2. Consider the other metals in your kitchen.
What color are your appliances? What about your lighting? Your faucet? For some people, matching hardware to appliances may not be particularly important — we've seen plenty of kitchens with brass pulls and stainless appliances. But if you like everything to coordinate, consider the whole kitchen when you pick the color of your pulls. (If your appliances are stainless and you don't particularly like the look of silver pulls, black hardware makes for a harmonious look that isn't too matchy-matchy).
3. Get the placement right.
Once you've found a style of hardware you love, in a color that fits your kitchen, there's the issue of how to hang it.
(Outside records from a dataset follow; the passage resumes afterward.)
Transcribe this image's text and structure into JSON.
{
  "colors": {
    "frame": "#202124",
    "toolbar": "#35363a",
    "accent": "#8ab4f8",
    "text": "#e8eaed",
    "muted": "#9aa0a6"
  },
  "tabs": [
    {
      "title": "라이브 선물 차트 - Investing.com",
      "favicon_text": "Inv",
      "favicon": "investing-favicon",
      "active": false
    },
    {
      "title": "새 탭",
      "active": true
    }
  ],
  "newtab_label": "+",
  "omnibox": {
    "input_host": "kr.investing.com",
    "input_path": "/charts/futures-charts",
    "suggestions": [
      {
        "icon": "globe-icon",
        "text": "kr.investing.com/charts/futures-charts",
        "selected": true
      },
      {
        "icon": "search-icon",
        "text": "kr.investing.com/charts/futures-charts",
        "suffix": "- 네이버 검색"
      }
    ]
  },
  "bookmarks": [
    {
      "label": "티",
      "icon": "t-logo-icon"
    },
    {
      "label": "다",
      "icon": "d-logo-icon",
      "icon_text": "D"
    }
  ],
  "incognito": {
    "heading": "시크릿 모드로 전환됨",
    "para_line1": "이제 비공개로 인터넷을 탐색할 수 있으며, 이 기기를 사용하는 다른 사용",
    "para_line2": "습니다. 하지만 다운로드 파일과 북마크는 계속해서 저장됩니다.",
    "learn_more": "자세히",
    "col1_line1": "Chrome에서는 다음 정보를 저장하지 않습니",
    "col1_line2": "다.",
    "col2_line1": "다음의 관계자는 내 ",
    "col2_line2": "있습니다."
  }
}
Hanging knobs on a flat-front cabinet is pretty straightforward: You'll want to position the knob in the bottom corner (for upper cabinets) or top corner (for lower cabinets) of the door. A guide like this one can help you to get the measurements right. The exact distance will depend on the look you want and the size of your knobs: Test one or two before you drill a whole kitchen's worth of holes.
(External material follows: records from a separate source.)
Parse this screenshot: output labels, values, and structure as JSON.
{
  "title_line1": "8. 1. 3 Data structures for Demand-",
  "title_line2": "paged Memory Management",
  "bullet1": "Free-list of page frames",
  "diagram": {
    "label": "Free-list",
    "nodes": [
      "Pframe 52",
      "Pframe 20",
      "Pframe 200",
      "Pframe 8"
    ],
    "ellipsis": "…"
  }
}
For knobs on a cabinet with a stile, like Shaker-style cabinets, allow the stile to be a guide for hanging the knob. If the knob is too large to comfortably fit in the corner where the two stiles meet, then hang the knob centered on the vertical stile, with the bottom edge of the knob aligned with the top of the intersecting horizontal stile. (Or the top of the knob aligned with the bottom of the stile, for lower cabinets). The knobs in this kitchen from Ivory Lane are a good example.
For pulls on a flat front cabinet, the bottom corner of the pull should be equidistant from both sides of the cabinet. For Shaker-style cabinets, the same rules apply as with knobs: center the pull on the vertical stile, with the bottom of the pull even with the top of the horizontal stile (or the top even with the bottom of the horizontal stile, for a lower cabinet). These aren't hard and fast rules—you may want to adjust them depending on what looks best for your cabinets and hardware—but they're a good place to start.
There are a few options for hanging drawer hardware. Usually drawer pulls (or knobs or cup pulls) are centered on the face of the drawer. In a more modern kitchen, you may choose to hang them closer to the top of the face. For Shaker-style drawers, you can hang knobs or pulls either in the center of the drawer OR centered on the top stile. Which look should you go with? Whatever you like the best in your kitchen. Just make sure that you're consistent across all the drawers. Drawers longer than two feet may look better with two knobs or pulls.
This post originally ran on Apartment Therapy. See it there: Don't Make Cabinet Hardware an Afterthought in Your Kitchen